In today's fast-paced, constantly connected world, it's nice to slow down occasionally and enjoy old-fashioned pleasures. Here are a few places where you can travel back to a simpler time.
Cerreta Candy Company, Glendale
You won't see any Oompa Loompas at Cerreta Candy Company, but you can still have a magical adventure when you take one of the daily tours offered at this family-owned factory. No golden ticket required.
Savor enticing aromas and watch some of the steps of the candy-making process like mixing, heating, cutting and wrapping. Keep an eye out for a replica candy conveyor belt from the famous I Love Lucy episode. At the end of the 30-minute tour, kids can make their own concoction: a milk chocolate pizza covered with assorted sweet toppings.
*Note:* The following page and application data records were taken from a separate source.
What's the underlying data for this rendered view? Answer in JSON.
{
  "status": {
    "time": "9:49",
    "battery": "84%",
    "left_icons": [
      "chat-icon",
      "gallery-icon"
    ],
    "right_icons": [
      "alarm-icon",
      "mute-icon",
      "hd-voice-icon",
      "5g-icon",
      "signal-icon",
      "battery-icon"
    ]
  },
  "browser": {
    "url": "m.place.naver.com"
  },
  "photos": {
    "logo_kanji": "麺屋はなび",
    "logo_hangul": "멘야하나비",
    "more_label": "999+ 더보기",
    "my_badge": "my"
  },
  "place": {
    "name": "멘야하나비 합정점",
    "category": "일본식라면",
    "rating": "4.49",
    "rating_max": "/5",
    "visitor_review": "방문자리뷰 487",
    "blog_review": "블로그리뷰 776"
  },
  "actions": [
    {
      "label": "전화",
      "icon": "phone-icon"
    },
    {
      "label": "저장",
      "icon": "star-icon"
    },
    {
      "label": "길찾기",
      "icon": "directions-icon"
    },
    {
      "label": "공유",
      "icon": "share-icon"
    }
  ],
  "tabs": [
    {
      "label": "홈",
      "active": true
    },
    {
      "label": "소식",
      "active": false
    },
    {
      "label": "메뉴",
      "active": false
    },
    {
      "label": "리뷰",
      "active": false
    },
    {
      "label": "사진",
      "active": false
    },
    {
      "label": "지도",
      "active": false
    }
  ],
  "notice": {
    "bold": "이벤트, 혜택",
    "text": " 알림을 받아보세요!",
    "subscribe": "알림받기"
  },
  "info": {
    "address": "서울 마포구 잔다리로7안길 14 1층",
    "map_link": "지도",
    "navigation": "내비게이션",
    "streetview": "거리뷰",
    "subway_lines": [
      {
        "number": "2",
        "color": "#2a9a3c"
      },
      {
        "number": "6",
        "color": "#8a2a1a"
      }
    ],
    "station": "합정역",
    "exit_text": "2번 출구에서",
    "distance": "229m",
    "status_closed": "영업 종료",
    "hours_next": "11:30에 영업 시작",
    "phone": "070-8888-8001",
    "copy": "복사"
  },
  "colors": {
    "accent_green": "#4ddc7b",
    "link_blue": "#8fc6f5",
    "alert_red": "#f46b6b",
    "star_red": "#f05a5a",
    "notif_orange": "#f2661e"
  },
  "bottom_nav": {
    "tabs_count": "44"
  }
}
MacAlpine's Soda Fountain, Phoenix
MacAlpine's began as a pharmacy with a soda fountain counter almost 90 years ago. While the drugstore may be long gone, people still come in for old-fashioned refreshment—and maybe a chance to see Fonzie in a back booth. It feels that authentic.
MacAlpine's serves up a full slate of goodies guaranteed to roll down your bobby socks—malts, sodas, seltzers, egg creams, sundaes and more. If you have the willpower to wait for dessert, you can dig into a hamburger, sandwich or salad beforehand. Adding to the retro charm is the adjoining antique store selling vintage clothing, collectibles and furniture.
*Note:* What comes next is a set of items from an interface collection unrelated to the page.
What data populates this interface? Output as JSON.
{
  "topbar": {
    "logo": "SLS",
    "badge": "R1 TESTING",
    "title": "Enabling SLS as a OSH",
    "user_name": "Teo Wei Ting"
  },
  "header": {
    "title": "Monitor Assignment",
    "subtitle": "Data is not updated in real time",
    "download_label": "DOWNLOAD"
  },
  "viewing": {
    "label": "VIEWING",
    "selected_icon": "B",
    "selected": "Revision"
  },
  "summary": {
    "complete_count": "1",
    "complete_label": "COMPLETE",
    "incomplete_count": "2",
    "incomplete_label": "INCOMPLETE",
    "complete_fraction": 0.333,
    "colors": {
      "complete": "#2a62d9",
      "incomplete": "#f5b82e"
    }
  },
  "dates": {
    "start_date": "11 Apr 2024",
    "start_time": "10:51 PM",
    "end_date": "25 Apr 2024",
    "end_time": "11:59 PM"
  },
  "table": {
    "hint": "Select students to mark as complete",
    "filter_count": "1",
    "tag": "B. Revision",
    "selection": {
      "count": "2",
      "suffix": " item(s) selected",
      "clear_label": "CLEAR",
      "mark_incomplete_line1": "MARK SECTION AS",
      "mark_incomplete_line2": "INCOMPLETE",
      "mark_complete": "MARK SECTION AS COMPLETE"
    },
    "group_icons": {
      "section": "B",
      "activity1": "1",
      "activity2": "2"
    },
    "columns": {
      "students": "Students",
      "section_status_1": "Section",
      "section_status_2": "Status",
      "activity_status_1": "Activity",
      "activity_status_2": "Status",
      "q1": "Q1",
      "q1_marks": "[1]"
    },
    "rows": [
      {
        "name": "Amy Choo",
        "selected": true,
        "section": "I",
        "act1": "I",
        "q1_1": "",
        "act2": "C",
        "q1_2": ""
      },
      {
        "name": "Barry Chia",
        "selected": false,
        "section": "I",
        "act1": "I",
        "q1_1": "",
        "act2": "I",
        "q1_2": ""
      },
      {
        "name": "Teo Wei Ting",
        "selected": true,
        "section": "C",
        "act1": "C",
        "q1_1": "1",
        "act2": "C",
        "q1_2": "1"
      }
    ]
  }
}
Trail Dust Town, Tucson
Trail Dust Town was built in 1961 as an outdoor shopping center on the outskirts of Tucson's east side. Over the decades, it evolved into a family entertainment venue as the city grew out to meet it.
Anchored by the popular Pinnacle Peak Steakhouse, there are still several specialty shops to browse along with a narrow gauge railroad on a loop track, an antique carousel, a Ferris wheel, a haunted house, a shooting gallery, gold panning, elaborately choreographed stunt shows and plenty more. One of the most recent additions is the Museum of the Horse Soldier, preserving the history of the American military's mounted services.
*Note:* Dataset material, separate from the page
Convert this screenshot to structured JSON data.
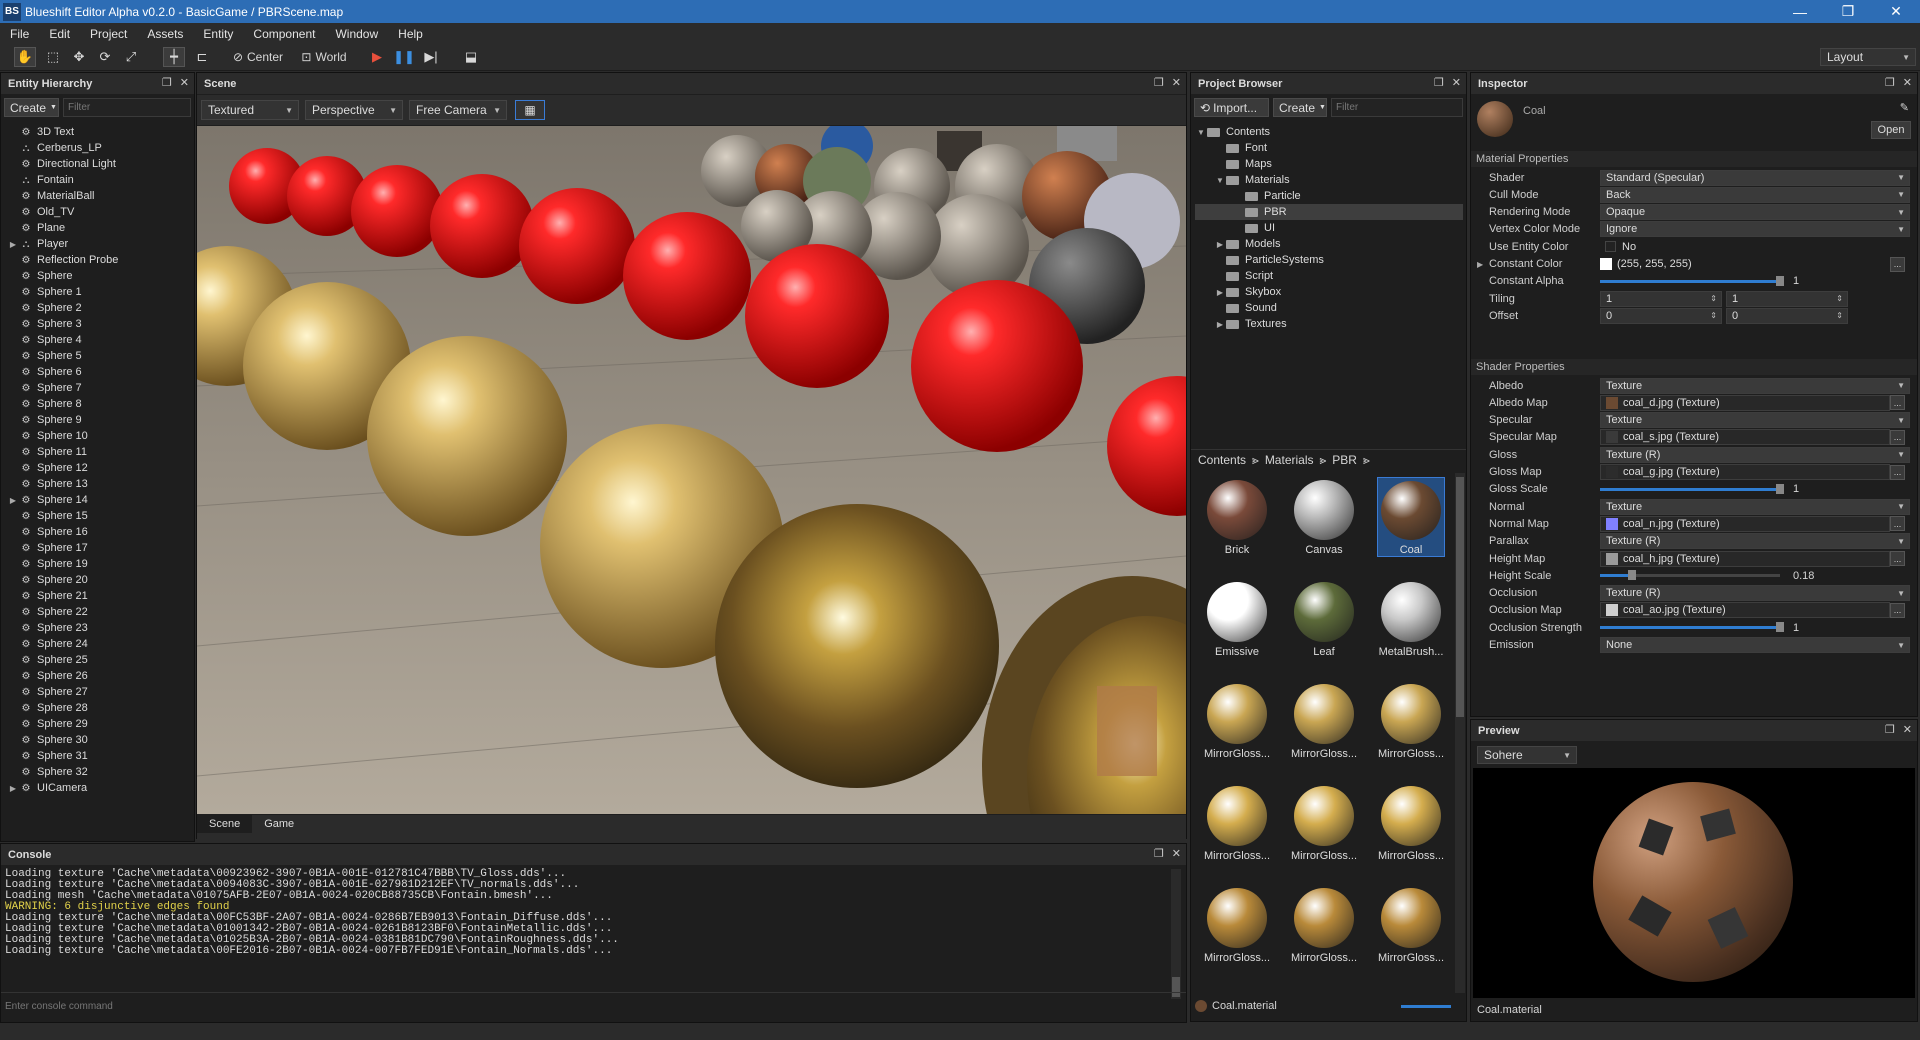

Sharlot Hall Museum, Prescott
Sharlot Hall Museum (pictured at right) gives visitors a chance to stroll through history and even chat with it.
The museum is built around the site of the First Territorial Governor's Mansion, an elegant log cabin that still stands in its original location. Additional historic buildings are set amidst beautifully landscaped grounds.
The museum was founded by the thoroughly modern Sharlot Mabridth Hall, a poet and activist, who became the first woman to hold public office in Arizona when she was appointed as the territorial historian in 1909.
The museum's living history program features staff and volunteers dressed in period garb offering hands-on demonstrations of frontier-life skills and spinning tales of days that suddenly don't seem so long ago.
Delgadillo's Snow Cap, Seligman
The Route 66 icon, Delgadillo's Snow Cap, opened in 1953 and quickly earned a wacky reputation because of owner Juan Delgadillo's interaction with customers. His freewheeling gags—like squirting patrons with mustard that was actually colored string and offering comically undersized and oversized servings—delighted families for decades. Everyone wanted to stop at the Snow Cap and visit with the man known as the "Clown Prince of Route 66."
When Juan passed away in 2004, his kids carried on the traditions. And just because the Delgadillos are quick with a joke doesn't mean they don't know their way around the kitchen. Tacos, burgers, chicken and shakes are all expertly prepared. Now, who's ready for a little time travel?